Marketing Paratexts in the Early English Book Trade
A Scholarly Anthology
Edited by Anne-Pascale Pouey-Mounou and Paul J. Smith
Books, Maps and Encounters in the Atlantic World
Michiel van Groesen
Edited by Alexander Samuel Wilkinson and Graeme Kemp
Edited by Tracy Chapman Hamilton and Mariah Proctor-Tiffany
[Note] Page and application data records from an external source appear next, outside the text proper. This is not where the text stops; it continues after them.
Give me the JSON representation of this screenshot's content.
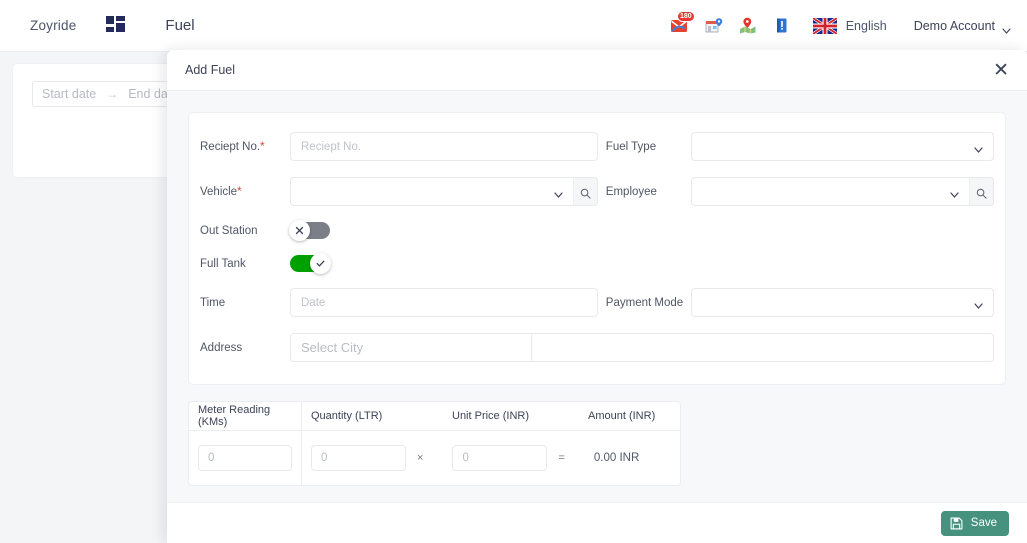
{
  "topbar": {
    "brand": "Zoyride",
    "grid_icon": "grid-apps-icon",
    "page_title": "Fuel",
    "icons": [
      {
        "name": "mail-icon",
        "badge": "180"
      },
      {
        "name": "store-location-icon",
        "badge": ""
      },
      {
        "name": "map-pin-icon",
        "badge": ""
      },
      {
        "name": "book-icon",
        "badge": ""
      }
    ],
    "flag_icon": "uk-flag-icon",
    "language": "English",
    "account": "Demo Account",
    "account_caret": "chevron-down-icon"
  },
  "background_page": {
    "start_date_placeholder": "Start date",
    "range_arrow": "→",
    "end_date_placeholder": "End date"
  },
  "modal": {
    "title": "Add Fuel",
    "close_icon": "close-icon",
    "save_label": "Save",
    "save_icon": "save-floppy-icon",
    "accent_color": "#47917f"
  },
  "form": {
    "receipt": {
      "label": "Reciept No.",
      "required": true,
      "placeholder": "Reciept No.",
      "value": ""
    },
    "fuel_type": {
      "label": "Fuel Type",
      "required": false,
      "value": "",
      "chevron_icon": "chevron-down-icon"
    },
    "vehicle": {
      "label": "Vehicle",
      "required": true,
      "value": "",
      "chevron_icon": "chevron-down-icon",
      "search_icon": "search-icon"
    },
    "employee": {
      "label": "Employee",
      "required": false,
      "value": "",
      "chevron_icon": "chevron-down-icon",
      "search_icon": "search-icon"
    },
    "out_station": {
      "label": "Out Station",
      "state": "off",
      "knob_icon": "close-x-icon",
      "off_color": "#7b7f87"
    },
    "full_tank": {
      "label": "Full Tank",
      "state": "on",
      "knob_icon": "check-icon",
      "on_color": "#00a000"
    },
    "time": {
      "label": "Time",
      "placeholder": "Date",
      "value": ""
    },
    "payment_mode": {
      "label": "Payment Mode",
      "value": "",
      "chevron_icon": "chevron-down-icon"
    },
    "address": {
      "label": "Address",
      "city_placeholder": "Select City",
      "city_value": "",
      "detail_value": ""
    }
  },
  "meter_table": {
    "headers": [
      "Meter Reading (KMs)",
      "Quantity (LTR)",
      "Unit Price (INR)",
      "Amount (INR)"
    ],
    "row": {
      "meter_reading": "0",
      "quantity": "0",
      "multiply_symbol": "×",
      "unit_price": "0",
      "equals_symbol": "=",
      "amount": "0.00 INR"
    }
  }
}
Manuscript fragment Chicago, Newberry Library, Masi Fragm. 14 was previously misidentified as containing an unknown sermon or biblical excerpts.1 It is, in fact, a remnant of large-format deluxe Bible containing a set of Spanish prefaces to the Pauline epistles. These prefaces identify the deluxe codex as a descendant of a Theodulf Bible, a scholarly revision of the biblical text produced in the first decades of the ninth century by Theodulf of Orleans. Only seven copies of the Theodulf Bible are known. It is thus relevant that the Newberry fragment may have been dependent on another, previously unknown copy that was kept in one of the large monasteries of northwestern France, from which the fragment most probably comes. Because of its provenance from Haspres, the deluxe manuscript may have been produced in the nearby abbey of St. Vaast in Arras or perhaps by the community of the abbey of Jumièges.